EXERCISE BRIEF> For every line in the material below that holds "scroll", report the line.

SUPPLIED MATERIAL>
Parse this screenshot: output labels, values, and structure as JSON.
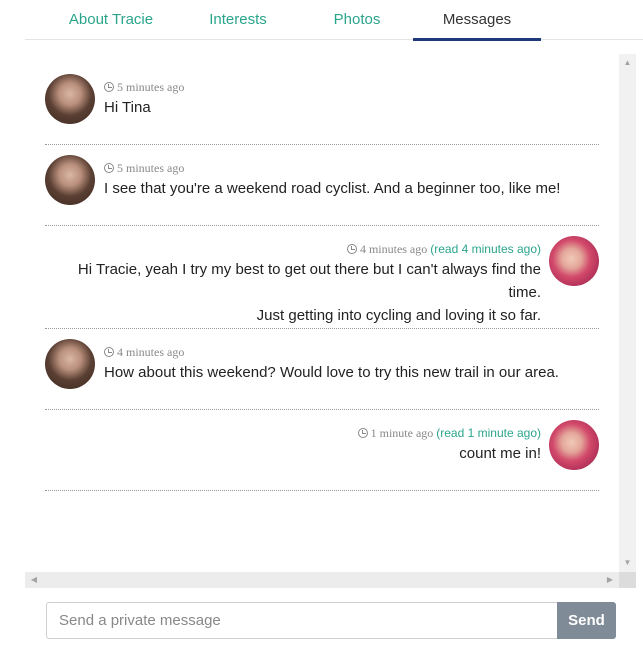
{
  "tabs": [
    {
      "label": "About Tracie"
    },
    {
      "label": "Interests"
    },
    {
      "label": "Photos"
    },
    {
      "label": "Messages"
    }
  ],
  "messages": [
    {
      "time": "5 minutes ago",
      "text": "Hi Tina",
      "read": ""
    },
    {
      "time": "5 minutes ago",
      "text": "I see that you're a weekend road cyclist. And a beginner too, like me!",
      "read": ""
    },
    {
      "time": "4 minutes ago",
      "read": "(read 4 minutes ago)",
      "text_line1": "Hi Tracie, yeah I try my best to get out there but I can't always find the time.",
      "text_line2": "Just getting into cycling and loving it so far."
    },
    {
      "time": "4 minutes ago",
      "text": "How about this weekend? Would love to try this new trail in our area.",
      "read": ""
    },
    {
      "time": "1 minute ago",
      "read": "(read 1 minute ago)",
      "text": "count me in!"
    }
  ],
  "composer": {
    "placeholder": "Send a private message",
    "send_label": "Send"
  },
  "icons": {
    "clock": "clock-icon",
    "scroll_up": "scroll-up-arrow",
    "scroll_down": "scroll-down-arrow",
    "scroll_left": "scroll-left-arrow",
    "scroll_right": "scroll-right-arrow"
  },
  "colors": {
    "accent": "#2aa58b",
    "active_tab_underline": "#1d3a7a",
    "send_button": "#7f8c97"
  }
}
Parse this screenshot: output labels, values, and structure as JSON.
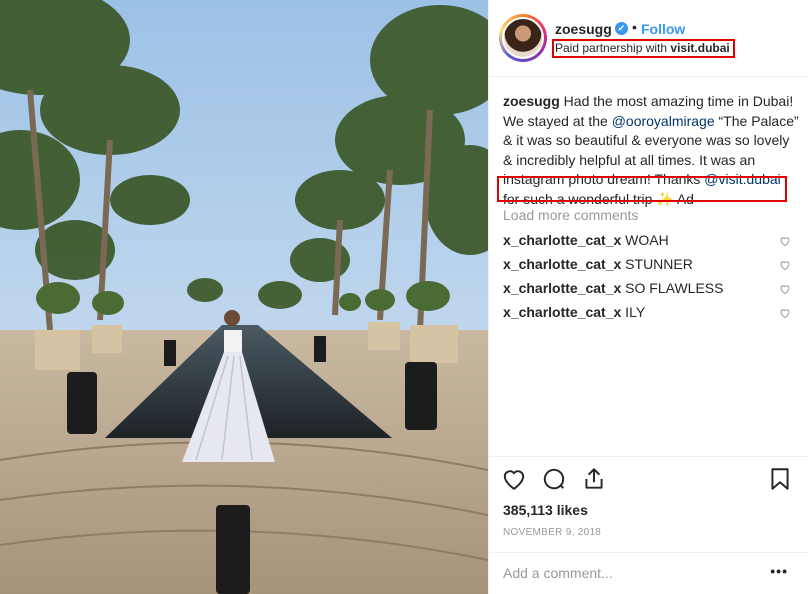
{
  "post": {
    "username": "zoesugg",
    "follow_label": "Follow",
    "dot": "•",
    "verified_glyph": "✔",
    "partner_prefix": "Paid partnership with ",
    "partner_account": "visit.dubai"
  },
  "caption": {
    "username": "zoesugg",
    "text_1": " Had the most amazing time in Dubai! We stayed at the ",
    "mention_1": "@ooroyalmirage",
    "text_2": " “The Palace” & it was so beautiful & everyone was so lovely & incredibly helpful at all times. It was an instagram photo dream! Thanks ",
    "mention_2": "@visit.dubai",
    "text_3": " for such a wonderful trip ✨ Ad"
  },
  "load_more": "Load more comments",
  "comments": [
    {
      "user": "x_charlotte_cat_x",
      "text": " WOAH"
    },
    {
      "user": "x_charlotte_cat_x",
      "text": " STUNNER"
    },
    {
      "user": "x_charlotte_cat_x",
      "text": " SO FLAWLESS"
    },
    {
      "user": "x_charlotte_cat_x",
      "text": " ILY"
    }
  ],
  "likes": "385,113 likes",
  "date": "NOVEMBER 9, 2018",
  "add_comment_placeholder": "Add a comment...",
  "more_options": "•••",
  "colors": {
    "accent": "#3897f0",
    "highlight_box": "#e00000",
    "mention": "#003569",
    "muted": "#999999"
  }
}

TASK RESULT>
    "scroll_up": "scroll-up-arrow",
    "scroll_down": "scroll-down-arrow",
    "scroll_left": "scroll-left-arrow",
    "scroll_right": "scroll-right-arrow"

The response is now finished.